|Released||c. 1745 or after (First outline written 1795)|
|Composer(s)||possibly Frederick the Great|
Der Hohenfriedberger (AM I, 21 (Army March I, 1c and Army march III, 1b)), also called Hohenfriedberger Marsch or Der Hohenfriedberger Marsch, is one of the most classic and well known German military marches. It takes its name from the victory of the Prussians over the allied Austrians and Saxons on June 4, 1745 during the Second Silesian War at the Battle of Hohenfriedberg, near Striegau.
There are many legends surrounding the origins of the march. Supposedly, the Bayreuther dragoon regiment, which was crucial in securing a Prussian victory, reported to its quarters the day after the battle while the march was played. Whether the march was actually played then is just as questionable as the claim that Frederick II of Prussia was the composer of the piece. (The melody appears to be largely derived from The Pappenheimer March, which dates from the early-17th century.) It is understood that the king issued to the Bayreuther dragoon regiment a "Gnadenbrief", or letter of grace, that authorized it to play both grenadier marches of the foot soldiers (with flutes and drums) and the cuirassier marches of the cavalry (with kettledrums and trumpet fanfare).

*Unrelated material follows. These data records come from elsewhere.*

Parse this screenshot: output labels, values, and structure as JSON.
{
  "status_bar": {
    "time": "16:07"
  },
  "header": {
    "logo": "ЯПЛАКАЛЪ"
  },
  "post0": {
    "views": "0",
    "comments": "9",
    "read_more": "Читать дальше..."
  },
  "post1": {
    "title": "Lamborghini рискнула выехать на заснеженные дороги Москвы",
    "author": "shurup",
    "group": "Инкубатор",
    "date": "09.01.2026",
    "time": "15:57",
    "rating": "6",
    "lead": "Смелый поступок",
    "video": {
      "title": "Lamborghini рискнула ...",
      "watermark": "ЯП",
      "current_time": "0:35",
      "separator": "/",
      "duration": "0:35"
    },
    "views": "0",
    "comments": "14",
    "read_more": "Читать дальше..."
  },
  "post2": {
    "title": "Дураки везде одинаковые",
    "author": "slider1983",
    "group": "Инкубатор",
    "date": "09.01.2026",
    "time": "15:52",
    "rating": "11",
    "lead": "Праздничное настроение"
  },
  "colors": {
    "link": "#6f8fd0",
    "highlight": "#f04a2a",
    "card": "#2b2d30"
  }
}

The first outline (piano rendition) was written in 1795. For the first time in 1845, in celebration of the hundredth anniversary of the battle, the march was given lyrics, "Auf, Ansbach-Dragoner! Auf, Ansbach-Bayreuth!...." because the regiment by then had been renamed "Ansbach-Bayreuth". In the time of the German Kaiser the title "Hohenfriedberger" was symbolic both on the basis of its connection with the great military victories of Friedrich II and because of the authorship of the House of Hohenzollern.
In the year 1866, in commemoration of the victories of Friedrich II against the Austrians, Johann Gottfried Piefke added Der Hohenfriedberger as a trio to his "Königgrätzer Marsch" written after the victorious Battle of Königgrätz.
|Original 1845 commermorative
In popular culture
- Mozart based a victory march in his opera Idomeneo on this march.
- In Kubrick's film Barry Lyndon, it was used during the montage scenes depicting Lydon's service with the Prussian Army during the Seven Years' War. The cavalry version is played while Barry is free and on a horse, and the relentless fife and drum version while he is in the infantry. When he is seconded to the secret police, Mozart's version is played on two occasions.
- The march was used at the beginning of the film Stalingrad (1993) during the rally in Italy before they were sent East.
- Since it is used in parts of the Königgrätzer Marsch, it can be heard in Indiana Jones and the Last Crusade during parts of the book-burning scene in Berlin.
- In the film "Victory", the march is played by the German Army band prior to "Deutschland Über Alles".
- On a CD released by Brandenburg Historica (2008). "Wohlauf Kameraden". Updated July 20, 2008.
- In the Napoleonic Wars expansion for the video game Mount and Blade: Warband it is one of the tunes the instrumentalists can play for certain team bonuses when playing as the Prussian Army.
- Refers to Otto Magnus von Schwerin, the regiment's Colonel. He's not to be confused with his contemporary Kurt Christoph, Graf von Schwerin (no relation), the famous Prussian Field Marshal.
- "They" refers to the Austrians, still positioned on the Friedburg Heights above them.
- The uniforms of the allied Austrian and Saxon forces were white, like fresh snow. The speaker is boasting that the close-packed white-coated Austrians would melt away before the Dragoons' charge like a field of springtime snow.
- The Prussian 5th (Bayreuther) Dragoon Regiment (later renamed the Ansbach-Bayreuth Dragoons) destroyed 20 battalions of Austrian and Saxon troops and captured 2,500 prisoners and 67 regimental standards. This forced Prince Charles of Lorraine to retreat.